Seidler made a leap to feature film writing in 1988 with "Tucker: The Man and His Dream." The Francis Ford Coppola-directed/George Lucas-produced drama followed the rise and fall of American auto designer and entrepreneur Preston Tucker (Jeff Bridges), and his contributions to the automobile industry. With a knack for writing about real-life characters, Seidler penned the made-for-TV film "Whose Child Is This? The War for Baby Jessica" (ABC, 1993), based on the real-life and highly publicized court battle between a baby girl's biological parents and the couple who had raised her for over two years. Seidler also ventured into less serious projects in the late 1990s, writing scripts for animated features such as "Quest for Camelot" (1998) and "The King and I" (1999), as well as the musical comedy, "Come On, Get Happy: The Partridge Family Story" (ABC, 1999). The writer also had a long-running working relationship with the late actor David Carradine, who starred in the Seidler-penned action dramas "By Dawn's Early Light" (2000), "Son of the Dragon" (2006), and "Kung Fu Killer" (2008).
Even though Seidler overcame stuttering as a teen, the agony of growing up with the condition remained with him and continued to haunt him for most of his life.
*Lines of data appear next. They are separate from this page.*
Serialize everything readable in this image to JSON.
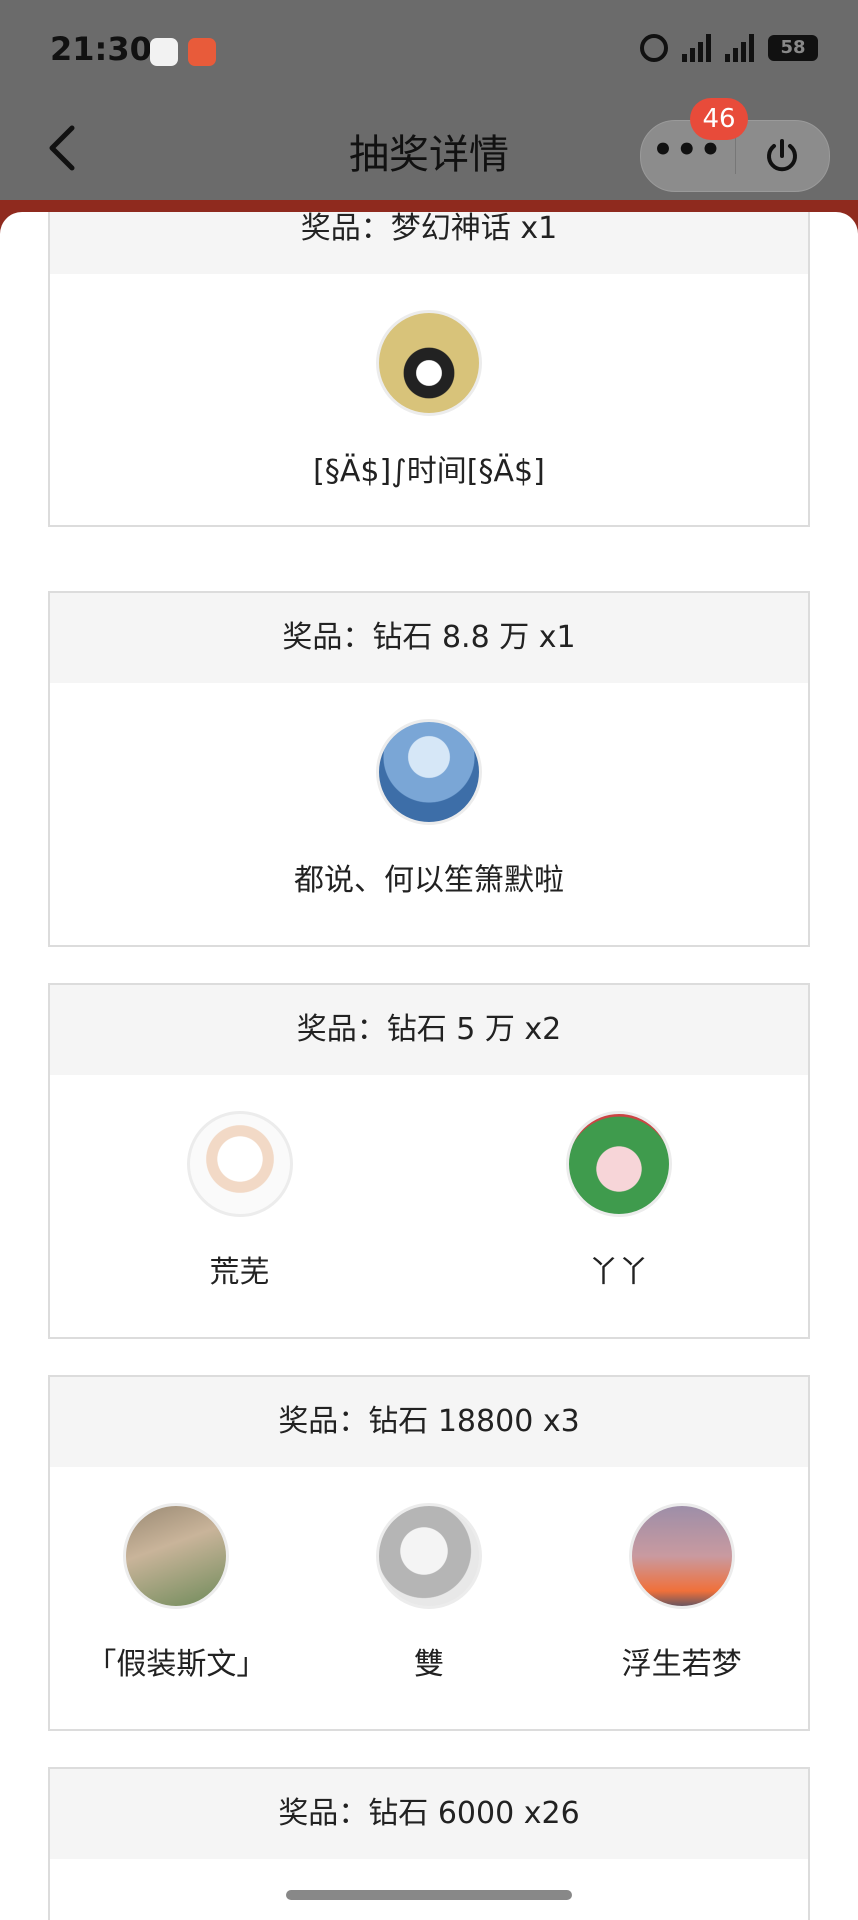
{
  "status_bar": {
    "time": "21:30",
    "battery": "58"
  },
  "nav": {
    "title": "抽奖详情",
    "badge_count": "46"
  },
  "prizes": [
    {
      "header": "奖品：梦幻神话 x1",
      "winners": [
        {
          "name": "[§Ä$]∫时间[§Ä$]"
        }
      ]
    },
    {
      "header": "奖品：钻石 8.8 万 x1",
      "winners": [
        {
          "name": "都说、何以笙箫默啦"
        }
      ]
    },
    {
      "header": "奖品：钻石 5 万 x2",
      "winners": [
        {
          "name": "荒芜"
        },
        {
          "name": "丫丫"
        }
      ]
    },
    {
      "header": "奖品：钻石 18800 x3",
      "winners": [
        {
          "name": "「假装斯文」"
        },
        {
          "name": "雙"
        },
        {
          "name": "浮生若梦"
        }
      ]
    },
    {
      "header": "奖品：钻石 6000 x26",
      "winners": []
    }
  ]
}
He found an opportunity to release his emotional battle with his childhood disability by writing "The King's Speech," a historical drama about Prince Albert (Colin Firth), whose stuttering troubled him as he prepared to take on the British throne. Geoffrey Rush played the speech therapist who helped the prince overcome his crippling stammer in time for his crowning as King George VI. "The King's Speech" premiered at the 2010 Toronto Film Festival and received a standing ovation. Seidler later revealed in interviews that it was a profound moment for someone who grew up with a stuttering condition, and for the first time in his life, he felt as if his true voice had finally been heard. The film received rave reviews from audiences and critics who called it a frontrunner for winning major award shows. For his brilliant writing of "The King's Speech," Seidler earned a Golden Globe nomination and an Oscar win for Best Original Screenplay.
David Seidler suffered from a speech impediment as a child.